**Provided entries**
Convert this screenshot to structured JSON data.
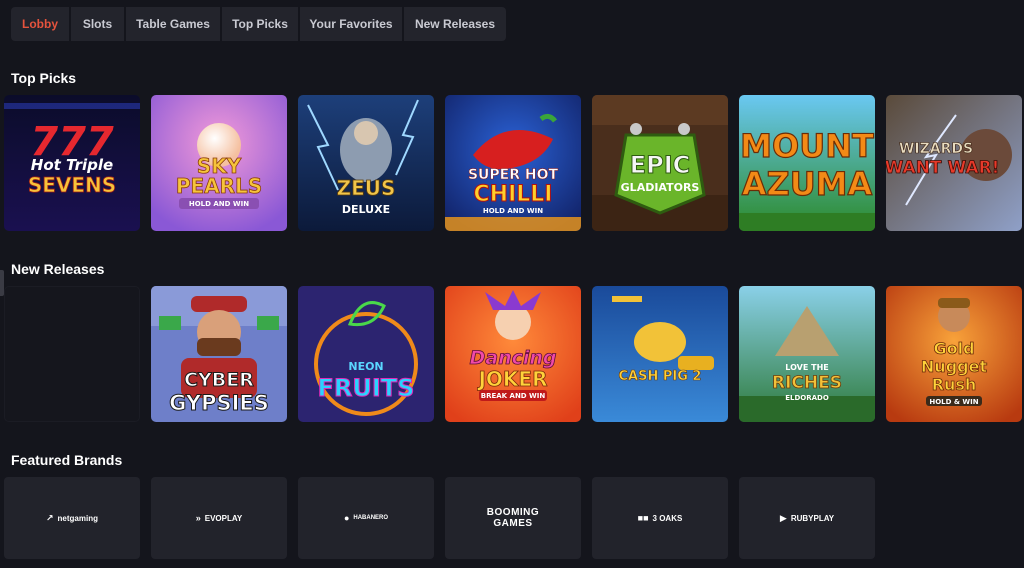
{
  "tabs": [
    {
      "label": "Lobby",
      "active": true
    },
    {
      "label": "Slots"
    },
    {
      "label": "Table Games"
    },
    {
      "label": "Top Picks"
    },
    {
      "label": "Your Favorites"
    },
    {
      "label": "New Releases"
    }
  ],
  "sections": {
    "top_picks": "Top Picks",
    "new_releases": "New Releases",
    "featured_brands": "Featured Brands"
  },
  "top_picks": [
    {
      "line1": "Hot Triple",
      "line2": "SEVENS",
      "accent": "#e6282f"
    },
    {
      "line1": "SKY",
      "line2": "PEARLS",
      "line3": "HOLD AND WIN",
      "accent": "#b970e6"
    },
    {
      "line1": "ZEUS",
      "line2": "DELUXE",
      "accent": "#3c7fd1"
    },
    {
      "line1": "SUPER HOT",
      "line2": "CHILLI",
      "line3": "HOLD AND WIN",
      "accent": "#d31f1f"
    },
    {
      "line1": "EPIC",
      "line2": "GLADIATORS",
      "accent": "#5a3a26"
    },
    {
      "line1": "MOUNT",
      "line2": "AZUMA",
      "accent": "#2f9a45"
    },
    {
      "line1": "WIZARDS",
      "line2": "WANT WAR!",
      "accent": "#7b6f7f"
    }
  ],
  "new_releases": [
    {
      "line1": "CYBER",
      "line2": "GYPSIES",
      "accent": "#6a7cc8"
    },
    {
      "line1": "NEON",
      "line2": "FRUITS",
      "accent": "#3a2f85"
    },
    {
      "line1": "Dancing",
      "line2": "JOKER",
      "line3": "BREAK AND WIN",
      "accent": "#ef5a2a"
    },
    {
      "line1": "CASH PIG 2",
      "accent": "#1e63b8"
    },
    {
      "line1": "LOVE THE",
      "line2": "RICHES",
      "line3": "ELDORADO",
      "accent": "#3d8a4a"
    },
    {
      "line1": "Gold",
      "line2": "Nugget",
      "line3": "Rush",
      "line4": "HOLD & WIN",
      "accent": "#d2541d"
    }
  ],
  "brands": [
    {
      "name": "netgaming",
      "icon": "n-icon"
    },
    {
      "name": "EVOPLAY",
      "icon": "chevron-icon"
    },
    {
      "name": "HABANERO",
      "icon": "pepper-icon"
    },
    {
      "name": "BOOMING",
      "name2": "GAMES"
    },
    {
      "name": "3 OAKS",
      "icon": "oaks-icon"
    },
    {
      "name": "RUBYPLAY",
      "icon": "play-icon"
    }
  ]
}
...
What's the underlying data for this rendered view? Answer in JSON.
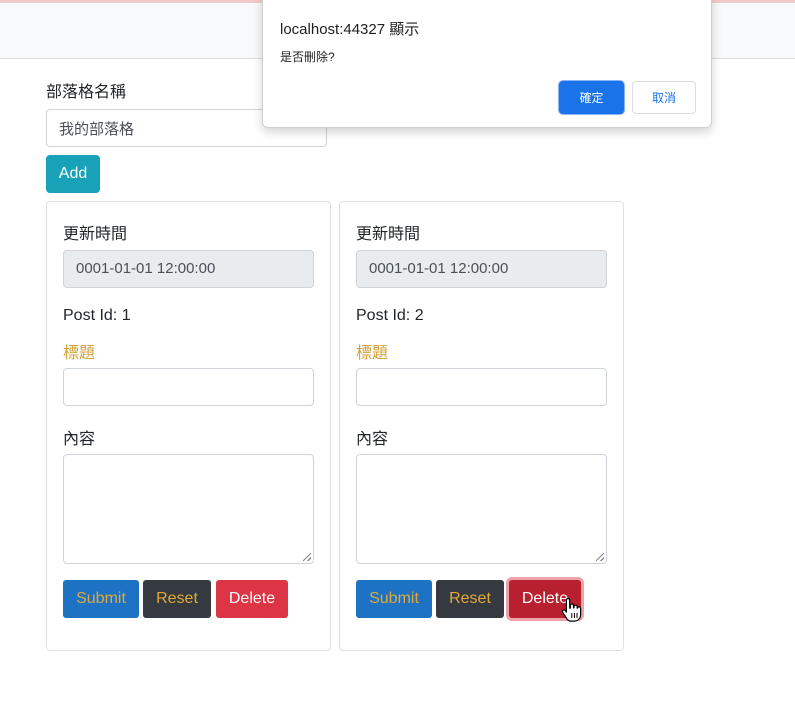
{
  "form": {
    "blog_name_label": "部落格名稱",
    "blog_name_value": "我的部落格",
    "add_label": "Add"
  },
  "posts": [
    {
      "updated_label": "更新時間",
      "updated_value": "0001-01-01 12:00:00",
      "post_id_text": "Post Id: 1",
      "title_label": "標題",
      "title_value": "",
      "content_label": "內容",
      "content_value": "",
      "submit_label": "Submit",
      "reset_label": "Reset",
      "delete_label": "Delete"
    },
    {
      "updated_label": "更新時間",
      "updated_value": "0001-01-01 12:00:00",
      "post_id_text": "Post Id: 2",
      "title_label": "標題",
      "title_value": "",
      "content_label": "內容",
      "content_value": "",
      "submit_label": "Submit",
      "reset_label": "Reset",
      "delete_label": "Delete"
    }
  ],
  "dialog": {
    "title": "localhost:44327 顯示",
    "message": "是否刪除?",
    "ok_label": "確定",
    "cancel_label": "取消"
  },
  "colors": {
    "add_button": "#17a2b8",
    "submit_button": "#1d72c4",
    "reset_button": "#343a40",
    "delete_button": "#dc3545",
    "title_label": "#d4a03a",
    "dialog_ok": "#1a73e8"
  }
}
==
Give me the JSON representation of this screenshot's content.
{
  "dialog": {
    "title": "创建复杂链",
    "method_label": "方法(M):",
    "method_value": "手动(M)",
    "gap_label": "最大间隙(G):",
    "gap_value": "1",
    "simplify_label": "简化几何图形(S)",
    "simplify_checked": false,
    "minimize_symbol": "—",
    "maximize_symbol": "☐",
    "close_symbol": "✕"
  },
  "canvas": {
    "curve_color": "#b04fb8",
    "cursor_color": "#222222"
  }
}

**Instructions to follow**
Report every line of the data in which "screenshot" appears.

**Written reply**
Convert this screenshot to structured JSON data.
Give me the JSON representation of this screenshot's content.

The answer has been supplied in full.